╭─ Excerpted records

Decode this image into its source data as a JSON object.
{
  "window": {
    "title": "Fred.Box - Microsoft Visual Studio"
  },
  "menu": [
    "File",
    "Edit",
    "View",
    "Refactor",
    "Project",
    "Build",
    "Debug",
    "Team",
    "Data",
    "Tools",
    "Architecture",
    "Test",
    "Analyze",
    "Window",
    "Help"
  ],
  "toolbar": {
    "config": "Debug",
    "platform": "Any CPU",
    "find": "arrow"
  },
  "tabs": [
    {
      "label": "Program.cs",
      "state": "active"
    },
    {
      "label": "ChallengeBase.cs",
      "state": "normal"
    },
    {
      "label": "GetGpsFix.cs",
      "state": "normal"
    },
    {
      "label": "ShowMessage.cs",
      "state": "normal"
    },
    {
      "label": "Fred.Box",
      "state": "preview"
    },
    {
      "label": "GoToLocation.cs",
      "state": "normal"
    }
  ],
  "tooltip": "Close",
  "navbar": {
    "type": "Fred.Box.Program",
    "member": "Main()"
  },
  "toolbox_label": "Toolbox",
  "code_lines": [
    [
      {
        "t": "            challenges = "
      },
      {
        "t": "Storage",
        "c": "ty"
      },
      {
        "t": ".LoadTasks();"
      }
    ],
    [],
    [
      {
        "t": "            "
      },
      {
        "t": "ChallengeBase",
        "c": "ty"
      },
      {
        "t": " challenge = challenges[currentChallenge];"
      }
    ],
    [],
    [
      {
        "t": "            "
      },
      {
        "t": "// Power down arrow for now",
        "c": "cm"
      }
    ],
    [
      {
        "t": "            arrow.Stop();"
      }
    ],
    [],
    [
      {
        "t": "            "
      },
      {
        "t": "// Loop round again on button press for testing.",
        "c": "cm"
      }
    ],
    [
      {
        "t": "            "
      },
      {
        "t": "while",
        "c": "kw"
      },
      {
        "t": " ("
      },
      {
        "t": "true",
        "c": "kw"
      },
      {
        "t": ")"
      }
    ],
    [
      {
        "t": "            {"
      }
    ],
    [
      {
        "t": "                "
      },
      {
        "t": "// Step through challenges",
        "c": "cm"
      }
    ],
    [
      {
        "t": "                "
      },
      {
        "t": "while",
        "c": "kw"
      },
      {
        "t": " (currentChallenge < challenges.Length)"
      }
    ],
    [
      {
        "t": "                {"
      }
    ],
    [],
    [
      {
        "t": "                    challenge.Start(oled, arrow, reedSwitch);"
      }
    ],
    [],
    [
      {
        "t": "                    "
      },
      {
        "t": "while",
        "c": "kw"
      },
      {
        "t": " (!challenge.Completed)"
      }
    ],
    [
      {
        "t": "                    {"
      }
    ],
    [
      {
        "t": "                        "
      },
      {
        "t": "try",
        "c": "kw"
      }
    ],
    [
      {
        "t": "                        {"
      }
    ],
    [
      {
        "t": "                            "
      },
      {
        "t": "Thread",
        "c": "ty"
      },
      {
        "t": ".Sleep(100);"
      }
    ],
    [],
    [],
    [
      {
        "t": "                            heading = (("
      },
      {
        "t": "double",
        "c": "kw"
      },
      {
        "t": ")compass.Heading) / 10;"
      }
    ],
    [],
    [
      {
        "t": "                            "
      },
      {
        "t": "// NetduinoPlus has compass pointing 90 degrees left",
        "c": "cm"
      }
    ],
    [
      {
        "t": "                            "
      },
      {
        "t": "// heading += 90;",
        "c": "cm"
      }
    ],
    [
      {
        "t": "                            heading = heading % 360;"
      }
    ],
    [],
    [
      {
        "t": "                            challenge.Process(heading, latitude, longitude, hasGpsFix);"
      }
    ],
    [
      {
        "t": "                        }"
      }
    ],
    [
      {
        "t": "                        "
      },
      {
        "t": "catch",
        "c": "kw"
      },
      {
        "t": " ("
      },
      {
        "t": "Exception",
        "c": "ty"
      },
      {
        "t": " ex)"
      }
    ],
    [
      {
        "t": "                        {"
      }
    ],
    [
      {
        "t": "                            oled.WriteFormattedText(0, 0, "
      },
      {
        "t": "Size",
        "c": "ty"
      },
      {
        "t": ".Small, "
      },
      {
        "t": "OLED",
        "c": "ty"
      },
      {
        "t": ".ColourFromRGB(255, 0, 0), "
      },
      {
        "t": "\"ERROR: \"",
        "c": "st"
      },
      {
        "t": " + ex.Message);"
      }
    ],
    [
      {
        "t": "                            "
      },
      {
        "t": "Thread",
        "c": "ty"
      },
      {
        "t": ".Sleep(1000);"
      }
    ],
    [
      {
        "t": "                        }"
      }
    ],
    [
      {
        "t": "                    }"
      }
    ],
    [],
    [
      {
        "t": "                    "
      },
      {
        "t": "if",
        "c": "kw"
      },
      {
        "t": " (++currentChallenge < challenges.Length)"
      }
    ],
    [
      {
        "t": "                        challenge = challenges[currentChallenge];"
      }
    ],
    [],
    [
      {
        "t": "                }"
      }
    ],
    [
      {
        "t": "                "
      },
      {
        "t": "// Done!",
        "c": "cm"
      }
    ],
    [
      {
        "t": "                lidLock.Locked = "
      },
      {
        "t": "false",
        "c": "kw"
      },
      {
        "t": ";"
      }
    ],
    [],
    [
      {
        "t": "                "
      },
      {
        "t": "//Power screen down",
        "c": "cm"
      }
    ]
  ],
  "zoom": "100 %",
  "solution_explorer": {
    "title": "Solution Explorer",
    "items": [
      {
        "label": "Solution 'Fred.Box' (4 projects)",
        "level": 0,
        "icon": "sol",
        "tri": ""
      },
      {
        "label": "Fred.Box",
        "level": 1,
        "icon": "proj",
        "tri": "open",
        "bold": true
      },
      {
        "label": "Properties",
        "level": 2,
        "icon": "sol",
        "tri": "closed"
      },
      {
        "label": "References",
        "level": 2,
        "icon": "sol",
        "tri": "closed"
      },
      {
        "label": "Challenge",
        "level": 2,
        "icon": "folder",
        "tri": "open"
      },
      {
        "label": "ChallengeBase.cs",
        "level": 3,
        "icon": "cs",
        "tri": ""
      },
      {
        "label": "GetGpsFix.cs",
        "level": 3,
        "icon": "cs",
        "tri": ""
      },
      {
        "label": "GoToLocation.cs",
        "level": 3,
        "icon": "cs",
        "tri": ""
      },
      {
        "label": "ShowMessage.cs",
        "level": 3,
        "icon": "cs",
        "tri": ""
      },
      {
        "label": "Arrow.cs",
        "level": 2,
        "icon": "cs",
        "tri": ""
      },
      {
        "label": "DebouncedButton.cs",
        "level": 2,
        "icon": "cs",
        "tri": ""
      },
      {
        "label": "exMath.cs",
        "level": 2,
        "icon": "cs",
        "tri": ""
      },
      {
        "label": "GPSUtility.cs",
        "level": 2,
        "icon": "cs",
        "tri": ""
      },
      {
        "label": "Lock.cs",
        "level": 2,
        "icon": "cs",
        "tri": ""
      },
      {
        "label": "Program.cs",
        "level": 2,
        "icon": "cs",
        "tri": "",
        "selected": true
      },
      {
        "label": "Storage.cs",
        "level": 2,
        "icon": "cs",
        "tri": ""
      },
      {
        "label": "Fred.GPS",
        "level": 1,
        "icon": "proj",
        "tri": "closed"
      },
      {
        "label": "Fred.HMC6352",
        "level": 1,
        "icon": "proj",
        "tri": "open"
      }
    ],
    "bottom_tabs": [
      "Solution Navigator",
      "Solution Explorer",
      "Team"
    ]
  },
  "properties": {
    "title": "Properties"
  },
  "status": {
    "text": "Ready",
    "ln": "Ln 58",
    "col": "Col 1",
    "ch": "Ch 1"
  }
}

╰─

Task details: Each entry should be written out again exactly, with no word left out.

Task response:
Decode this image into its source data as a JSON object.
{
  "window": {
    "title": "Fred.Box - Microsoft Visual Studio"
  },
  "menu": [
    "File",
    "Edit",
    "View",
    "Refactor",
    "Project",
    "Build",
    "Debug",
    "Team",
    "Data",
    "Tools",
    "Architecture",
    "Test",
    "Analyze",
    "Window",
    "Help"
  ],
  "toolbar": {
    "config": "Debug",
    "platform": "Any CPU",
    "find": "arrow"
  },
  "tabs": [
    {
      "label": "Program.cs",
      "state": "active"
    },
    {
      "label": "ChallengeBase.cs",
      "state": "normal"
    },
    {
      "label": "GetGpsFix.cs",
      "state": "normal"
    },
    {
      "label": "ShowMessage.cs",
      "state": "normal"
    },
    {
      "label": "Fred.Box",
      "state": "preview"
    },
    {
      "label": "GoToLocation.cs",
      "state": "normal"
    }
  ],
  "tooltip": "Close",
  "navbar": {
    "type": "Fred.Box.Program",
    "member": "Main()"
  },
  "toolbox_label": "Toolbox",
  "code_lines": [
    [
      {
        "t": "            challenges = "
      },
      {
        "t": "Storage",
        "c": "ty"
      },
      {
        "t": ".LoadTasks();"
      }
    ],
    [],
    [
      {
        "t": "            "
      },
      {
        "t": "ChallengeBase",
        "c": "ty"
      },
      {
        "t": " challenge = challenges[currentChallenge];"
      }
    ],
    [],
    [
      {
        "t": "            "
      },
      {
        "t": "// Power down arrow for now",
        "c": "cm"
      }
    ],
    [
      {
        "t": "            arrow.Stop();"
      }
    ],
    [],
    [
      {
        "t": "            "
      },
      {
        "t": "// Loop round again on button press for testing.",
        "c": "cm"
      }
    ],
    [
      {
        "t": "            "
      },
      {
        "t": "while",
        "c": "kw"
      },
      {
        "t": " ("
      },
      {
        "t": "true",
        "c": "kw"
      },
      {
        "t": ")"
      }
    ],
    [
      {
        "t": "            {"
      }
    ],
    [
      {
        "t": "                "
      },
      {
        "t": "// Step through challenges",
        "c": "cm"
      }
    ],
    [
      {
        "t": "                "
      },
      {
        "t": "while",
        "c": "kw"
      },
      {
        "t": " (currentChallenge < challenges.Length)"
      }
    ],
    [
      {
        "t": "                {"
      }
    ],
    [],
    [
      {
        "t": "                    challenge.Start(oled, arrow, reedSwitch);"
      }
    ],
    [],
    [
      {
        "t": "                    "
      },
      {
        "t": "while",
        "c": "kw"
      },
      {
        "t": " (!challenge.Completed)"
      }
    ],
    [
      {
        "t": "                    {"
      }
    ],
    [
      {
        "t": "                        "
      },
      {
        "t": "try",
        "c": "kw"
      }
    ],
    [
      {
        "t": "                        {"
      }
    ],
    [
      {
        "t": "                            "
      },
      {
        "t": "Thread",
        "c": "ty"
      },
      {
        "t": ".Sleep(100);"
      }
    ],
    [],
    [],
    [
      {
        "t": "                            heading = (("
      },
      {
        "t": "double",
        "c": "kw"
      },
      {
        "t": ")compass.Heading) / 10;"
      }
    ],
    [],
    [
      {
        "t": "                            "
      },
      {
        "t": "// NetduinoPlus has compass pointing 90 degrees left",
        "c": "cm"
      }
    ],
    [
      {
        "t": "                            "
      },
      {
        "t": "// heading += 90;",
        "c": "cm"
      }
    ],
    [
      {
        "t": "                            heading = heading % 360;"
      }
    ],
    [],
    [
      {
        "t": "                            challenge.Process(heading, latitude, longitude, hasGpsFix);"
      }
    ],
    [
      {
        "t": "                        }"
      }
    ],
    [
      {
        "t": "                        "
      },
      {
        "t": "catch",
        "c": "kw"
      },
      {
        "t": " ("
      },
      {
        "t": "Exception",
        "c": "ty"
      },
      {
        "t": " ex)"
      }
    ],
    [
      {
        "t": "                        {"
      }
    ],
    [
      {
        "t": "                            oled.WriteFormattedText(0, 0, "
      },
      {
        "t": "Size",
        "c": "ty"
      },
      {
        "t": ".Small, "
      },
      {
        "t": "OLED",
        "c": "ty"
      },
      {
        "t": ".ColourFromRGB(255, 0, 0), "
      },
      {
        "t": "\"ERROR: \"",
        "c": "st"
      },
      {
        "t": " + ex.Message);"
      }
    ],
    [
      {
        "t": "                            "
      },
      {
        "t": "Thread",
        "c": "ty"
      },
      {
        "t": ".Sleep(1000);"
      }
    ],
    [
      {
        "t": "                        }"
      }
    ],
    [
      {
        "t": "                    }"
      }
    ],
    [],
    [
      {
        "t": "                    "
      },
      {
        "t": "if",
        "c": "kw"
      },
      {
        "t": " (++currentChallenge < challenges.Length)"
      }
    ],
    [
      {
        "t": "                        challenge = challenges[currentChallenge];"
      }
    ],
    [],
    [
      {
        "t": "                }"
      }
    ],
    [
      {
        "t": "                "
      },
      {
        "t": "// Done!",
        "c": "cm"
      }
    ],
    [
      {
        "t": "                lidLock.Locked = "
      },
      {
        "t": "false",
        "c": "kw"
      },
      {
        "t": ";"
      }
    ],
    [],
    [
      {
        "t": "                "
      },
      {
        "t": "//Power screen down",
        "c": "cm"
      }
    ]
  ],
  "zoom": "100 %",
  "solution_explorer": {
    "title": "Solution Explorer",
    "items": [
      {
        "label": "Solution 'Fred.Box' (4 projects)",
        "level": 0,
        "icon": "sol",
        "tri": ""
      },
      {
        "label": "Fred.Box",
        "level": 1,
        "icon": "proj",
        "tri": "open",
        "bold": true
      },
      {
        "label": "Properties",
        "level": 2,
        "icon": "sol",
        "tri": "closed"
      },
      {
        "label": "References",
        "level": 2,
        "icon": "sol",
        "tri": "closed"
      },
      {
        "label": "Challenge",
        "level": 2,
        "icon": "folder",
        "tri": "open"
      },
      {
        "label": "ChallengeBase.cs",
        "level": 3,
        "icon": "cs",
        "tri": ""
      },
      {
        "label": "GetGpsFix.cs",
        "level": 3,
        "icon": "cs",
        "tri": ""
      },
      {
        "label": "GoToLocation.cs",
        "level": 3,
        "icon": "cs",
        "tri": ""
      },
      {
        "label": "ShowMessage.cs",
        "level": 3,
        "icon": "cs",
        "tri": ""
      },
      {
        "label": "Arrow.cs",
        "level": 2,
        "icon": "cs",
        "tri": ""
      },
      {
        "label": "DebouncedButton.cs",
        "level": 2,
        "icon": "cs",
        "tri": ""
      },
      {
        "label": "exMath.cs",
        "level": 2,
        "icon": "cs",
        "tri": ""
      },
      {
        "label": "GPSUtility.cs",
        "level": 2,
        "icon": "cs",
        "tri": ""
      },
      {
        "label": "Lock.cs",
        "level": 2,
        "icon": "cs",
        "tri": ""
      },
      {
        "label": "Program.cs",
        "level": 2,
        "icon": "cs",
        "tri": "",
        "selected": true
      },
      {
        "label": "Storage.cs",
        "level": 2,
        "icon": "cs",
        "tri": ""
      },
      {
        "label": "Fred.GPS",
        "level": 1,
        "icon": "proj",
        "tri": "closed"
      },
      {
        "label": "Fred.HMC6352",
        "level": 1,
        "icon": "proj",
        "tri": "open"
      }
    ],
    "bottom_tabs": [
      "Solution Navigator",
      "Solution Explorer",
      "Team"
    ]
  },
  "properties": {
    "title": "Properties"
  },
  "status": {
    "text": "Ready",
    "ln": "Ln 58",
    "col": "Col 1",
    "ch": "Ch 1"
  }
}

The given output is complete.